• **Web page and app entries**:
Segment Open

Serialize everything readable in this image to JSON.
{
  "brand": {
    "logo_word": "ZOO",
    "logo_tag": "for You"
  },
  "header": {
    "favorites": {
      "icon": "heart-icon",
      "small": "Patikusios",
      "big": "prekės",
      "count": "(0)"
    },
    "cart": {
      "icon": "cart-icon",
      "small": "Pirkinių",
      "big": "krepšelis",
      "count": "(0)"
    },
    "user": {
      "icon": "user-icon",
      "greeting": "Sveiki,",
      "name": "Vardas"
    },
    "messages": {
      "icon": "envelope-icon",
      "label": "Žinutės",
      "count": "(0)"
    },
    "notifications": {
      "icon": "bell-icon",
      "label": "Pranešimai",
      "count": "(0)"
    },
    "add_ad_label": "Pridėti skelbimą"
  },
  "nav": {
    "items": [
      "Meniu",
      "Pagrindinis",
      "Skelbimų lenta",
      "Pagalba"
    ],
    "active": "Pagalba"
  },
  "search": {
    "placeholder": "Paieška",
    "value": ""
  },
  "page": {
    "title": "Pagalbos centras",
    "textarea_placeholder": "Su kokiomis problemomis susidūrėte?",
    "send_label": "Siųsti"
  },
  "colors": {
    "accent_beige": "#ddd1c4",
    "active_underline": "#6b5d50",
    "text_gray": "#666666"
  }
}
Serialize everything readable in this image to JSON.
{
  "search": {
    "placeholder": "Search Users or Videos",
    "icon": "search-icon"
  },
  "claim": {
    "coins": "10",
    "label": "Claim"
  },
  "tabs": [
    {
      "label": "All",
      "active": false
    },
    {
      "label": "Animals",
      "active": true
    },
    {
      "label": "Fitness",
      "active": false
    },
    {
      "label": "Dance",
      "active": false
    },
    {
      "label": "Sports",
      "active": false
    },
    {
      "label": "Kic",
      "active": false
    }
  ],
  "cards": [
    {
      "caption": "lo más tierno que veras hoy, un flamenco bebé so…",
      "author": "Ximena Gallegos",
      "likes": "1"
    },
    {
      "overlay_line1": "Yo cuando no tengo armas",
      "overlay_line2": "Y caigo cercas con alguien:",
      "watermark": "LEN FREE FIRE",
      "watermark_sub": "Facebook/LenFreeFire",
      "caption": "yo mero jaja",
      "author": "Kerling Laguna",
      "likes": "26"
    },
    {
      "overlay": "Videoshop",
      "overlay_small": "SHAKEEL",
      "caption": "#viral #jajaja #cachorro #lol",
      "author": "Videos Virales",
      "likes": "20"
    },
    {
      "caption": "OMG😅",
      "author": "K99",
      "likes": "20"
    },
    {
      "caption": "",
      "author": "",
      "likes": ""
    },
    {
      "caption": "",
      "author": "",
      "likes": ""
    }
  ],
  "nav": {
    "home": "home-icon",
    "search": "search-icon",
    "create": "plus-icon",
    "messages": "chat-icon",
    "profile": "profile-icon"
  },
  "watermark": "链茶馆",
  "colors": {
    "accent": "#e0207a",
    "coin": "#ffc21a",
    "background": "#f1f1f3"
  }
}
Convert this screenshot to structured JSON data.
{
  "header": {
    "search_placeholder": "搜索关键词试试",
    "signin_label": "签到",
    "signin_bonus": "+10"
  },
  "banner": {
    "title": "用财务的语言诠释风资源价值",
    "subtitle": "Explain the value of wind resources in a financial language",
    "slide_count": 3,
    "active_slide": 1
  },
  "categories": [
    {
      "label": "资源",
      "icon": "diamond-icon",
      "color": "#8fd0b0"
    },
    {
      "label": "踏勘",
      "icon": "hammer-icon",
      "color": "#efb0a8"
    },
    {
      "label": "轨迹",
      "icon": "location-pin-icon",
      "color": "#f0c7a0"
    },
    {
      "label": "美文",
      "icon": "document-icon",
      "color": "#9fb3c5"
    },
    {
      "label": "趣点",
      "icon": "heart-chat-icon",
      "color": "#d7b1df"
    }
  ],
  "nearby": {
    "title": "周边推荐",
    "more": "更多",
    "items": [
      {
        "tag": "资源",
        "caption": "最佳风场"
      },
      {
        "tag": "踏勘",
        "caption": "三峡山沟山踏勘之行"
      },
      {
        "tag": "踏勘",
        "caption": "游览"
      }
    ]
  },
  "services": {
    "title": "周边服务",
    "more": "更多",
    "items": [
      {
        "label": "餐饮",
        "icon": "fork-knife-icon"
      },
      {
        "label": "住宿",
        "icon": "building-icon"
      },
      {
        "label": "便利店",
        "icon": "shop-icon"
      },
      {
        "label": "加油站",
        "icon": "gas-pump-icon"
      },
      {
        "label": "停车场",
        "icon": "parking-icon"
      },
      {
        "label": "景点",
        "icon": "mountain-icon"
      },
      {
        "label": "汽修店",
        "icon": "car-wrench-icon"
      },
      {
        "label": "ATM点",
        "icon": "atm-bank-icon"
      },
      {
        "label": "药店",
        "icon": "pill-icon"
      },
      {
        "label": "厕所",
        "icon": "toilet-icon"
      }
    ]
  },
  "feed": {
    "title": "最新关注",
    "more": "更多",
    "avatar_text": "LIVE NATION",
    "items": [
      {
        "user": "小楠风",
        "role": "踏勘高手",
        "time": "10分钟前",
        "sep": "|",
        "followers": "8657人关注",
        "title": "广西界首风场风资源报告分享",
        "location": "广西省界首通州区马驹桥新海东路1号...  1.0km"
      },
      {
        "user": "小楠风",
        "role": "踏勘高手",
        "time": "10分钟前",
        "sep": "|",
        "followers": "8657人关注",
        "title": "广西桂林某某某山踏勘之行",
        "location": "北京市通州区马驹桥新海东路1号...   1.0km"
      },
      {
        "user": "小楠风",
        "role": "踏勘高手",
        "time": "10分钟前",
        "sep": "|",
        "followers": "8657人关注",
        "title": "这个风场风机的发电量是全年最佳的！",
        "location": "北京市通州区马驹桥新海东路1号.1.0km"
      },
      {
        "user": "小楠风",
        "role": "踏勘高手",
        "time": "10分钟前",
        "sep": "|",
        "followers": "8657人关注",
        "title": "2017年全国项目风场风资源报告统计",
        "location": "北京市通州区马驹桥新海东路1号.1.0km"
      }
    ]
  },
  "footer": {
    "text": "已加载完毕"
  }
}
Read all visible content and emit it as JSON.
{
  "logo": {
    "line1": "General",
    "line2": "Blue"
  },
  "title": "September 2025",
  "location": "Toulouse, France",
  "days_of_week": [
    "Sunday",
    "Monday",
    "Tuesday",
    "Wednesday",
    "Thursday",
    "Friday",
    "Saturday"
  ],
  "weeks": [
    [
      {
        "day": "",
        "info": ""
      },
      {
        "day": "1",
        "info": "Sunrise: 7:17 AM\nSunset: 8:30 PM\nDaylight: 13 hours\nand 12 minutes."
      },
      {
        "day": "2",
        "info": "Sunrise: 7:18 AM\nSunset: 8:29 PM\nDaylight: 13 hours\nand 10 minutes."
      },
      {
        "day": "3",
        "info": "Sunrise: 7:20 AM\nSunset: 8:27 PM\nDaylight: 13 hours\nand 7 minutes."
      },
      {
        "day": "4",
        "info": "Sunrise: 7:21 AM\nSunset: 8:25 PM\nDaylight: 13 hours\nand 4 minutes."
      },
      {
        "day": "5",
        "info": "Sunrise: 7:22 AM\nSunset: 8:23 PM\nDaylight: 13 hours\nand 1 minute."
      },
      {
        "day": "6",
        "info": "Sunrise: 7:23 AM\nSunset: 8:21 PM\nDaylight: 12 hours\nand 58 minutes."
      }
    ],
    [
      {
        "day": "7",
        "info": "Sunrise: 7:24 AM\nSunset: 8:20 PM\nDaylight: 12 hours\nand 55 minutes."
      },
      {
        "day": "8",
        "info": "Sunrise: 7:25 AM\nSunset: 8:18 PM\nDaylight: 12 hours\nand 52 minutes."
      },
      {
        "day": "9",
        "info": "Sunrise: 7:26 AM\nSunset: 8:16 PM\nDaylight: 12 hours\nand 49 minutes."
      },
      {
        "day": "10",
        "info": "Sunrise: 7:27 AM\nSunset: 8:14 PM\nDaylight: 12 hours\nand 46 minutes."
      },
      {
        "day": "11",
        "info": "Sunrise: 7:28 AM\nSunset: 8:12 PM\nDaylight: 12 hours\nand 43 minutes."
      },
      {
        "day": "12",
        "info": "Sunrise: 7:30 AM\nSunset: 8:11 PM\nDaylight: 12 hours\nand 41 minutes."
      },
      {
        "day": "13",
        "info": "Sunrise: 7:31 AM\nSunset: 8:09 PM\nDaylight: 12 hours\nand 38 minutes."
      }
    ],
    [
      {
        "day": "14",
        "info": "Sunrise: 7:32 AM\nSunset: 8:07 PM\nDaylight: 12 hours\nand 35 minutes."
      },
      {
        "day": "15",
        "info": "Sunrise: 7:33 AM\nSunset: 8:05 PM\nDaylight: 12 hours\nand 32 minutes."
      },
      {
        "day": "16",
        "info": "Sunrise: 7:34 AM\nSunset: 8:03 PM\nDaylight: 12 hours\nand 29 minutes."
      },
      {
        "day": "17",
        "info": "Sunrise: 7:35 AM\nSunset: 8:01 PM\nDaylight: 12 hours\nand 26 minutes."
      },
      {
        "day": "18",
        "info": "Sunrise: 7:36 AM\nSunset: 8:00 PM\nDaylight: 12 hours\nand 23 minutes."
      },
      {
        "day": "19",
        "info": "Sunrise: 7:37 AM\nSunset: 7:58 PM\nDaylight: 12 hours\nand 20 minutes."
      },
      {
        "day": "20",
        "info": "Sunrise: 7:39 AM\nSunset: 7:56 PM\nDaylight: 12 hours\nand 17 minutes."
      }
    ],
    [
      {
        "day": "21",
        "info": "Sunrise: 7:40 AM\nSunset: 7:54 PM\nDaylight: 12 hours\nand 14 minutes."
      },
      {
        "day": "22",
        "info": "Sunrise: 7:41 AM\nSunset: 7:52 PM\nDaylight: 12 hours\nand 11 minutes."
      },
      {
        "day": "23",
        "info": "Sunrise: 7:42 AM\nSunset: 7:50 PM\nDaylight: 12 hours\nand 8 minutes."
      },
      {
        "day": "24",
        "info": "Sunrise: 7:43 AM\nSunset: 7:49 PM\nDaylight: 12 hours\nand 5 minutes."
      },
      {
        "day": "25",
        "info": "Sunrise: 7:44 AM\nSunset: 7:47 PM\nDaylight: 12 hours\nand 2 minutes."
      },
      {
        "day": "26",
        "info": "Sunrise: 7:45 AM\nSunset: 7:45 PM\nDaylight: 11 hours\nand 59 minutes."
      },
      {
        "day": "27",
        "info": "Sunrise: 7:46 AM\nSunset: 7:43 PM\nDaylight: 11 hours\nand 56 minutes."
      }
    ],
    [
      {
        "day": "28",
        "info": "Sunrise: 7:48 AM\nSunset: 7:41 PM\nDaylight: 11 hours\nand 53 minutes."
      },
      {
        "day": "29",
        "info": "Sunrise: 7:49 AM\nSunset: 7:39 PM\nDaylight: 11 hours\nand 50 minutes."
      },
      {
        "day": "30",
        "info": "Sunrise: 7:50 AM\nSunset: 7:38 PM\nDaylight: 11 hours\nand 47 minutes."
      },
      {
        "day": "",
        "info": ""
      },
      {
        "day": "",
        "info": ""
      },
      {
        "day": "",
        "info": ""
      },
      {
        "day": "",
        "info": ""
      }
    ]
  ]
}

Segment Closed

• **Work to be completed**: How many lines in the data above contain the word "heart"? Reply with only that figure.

• **Answer space**: 2